• TASK GOAL: Work out how many lines of the listing below include the string "timestamp", and give that number alone.
[DATA SHOWN — start]
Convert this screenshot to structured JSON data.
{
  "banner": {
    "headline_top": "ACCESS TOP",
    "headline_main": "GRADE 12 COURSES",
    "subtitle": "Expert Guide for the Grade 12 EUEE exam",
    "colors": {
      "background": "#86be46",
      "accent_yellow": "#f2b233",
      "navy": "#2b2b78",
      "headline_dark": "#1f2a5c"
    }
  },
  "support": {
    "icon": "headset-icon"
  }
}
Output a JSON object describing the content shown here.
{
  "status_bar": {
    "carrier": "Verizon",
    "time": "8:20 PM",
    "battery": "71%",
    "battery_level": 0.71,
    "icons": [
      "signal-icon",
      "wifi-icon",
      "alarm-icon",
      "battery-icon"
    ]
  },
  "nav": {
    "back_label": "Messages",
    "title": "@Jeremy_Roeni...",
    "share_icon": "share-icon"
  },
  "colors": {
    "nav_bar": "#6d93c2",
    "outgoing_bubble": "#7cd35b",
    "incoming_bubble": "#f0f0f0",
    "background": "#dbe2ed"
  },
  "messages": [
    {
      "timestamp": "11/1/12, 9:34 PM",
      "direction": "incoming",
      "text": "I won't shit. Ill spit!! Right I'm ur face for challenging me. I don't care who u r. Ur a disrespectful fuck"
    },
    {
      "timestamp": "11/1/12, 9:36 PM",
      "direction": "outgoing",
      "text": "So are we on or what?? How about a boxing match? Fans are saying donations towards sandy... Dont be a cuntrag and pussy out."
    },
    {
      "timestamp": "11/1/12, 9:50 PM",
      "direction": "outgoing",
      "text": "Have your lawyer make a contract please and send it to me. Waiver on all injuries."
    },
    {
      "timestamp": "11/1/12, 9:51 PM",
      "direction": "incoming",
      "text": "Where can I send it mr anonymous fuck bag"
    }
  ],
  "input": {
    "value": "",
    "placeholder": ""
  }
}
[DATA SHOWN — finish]
• SOLUTION: 4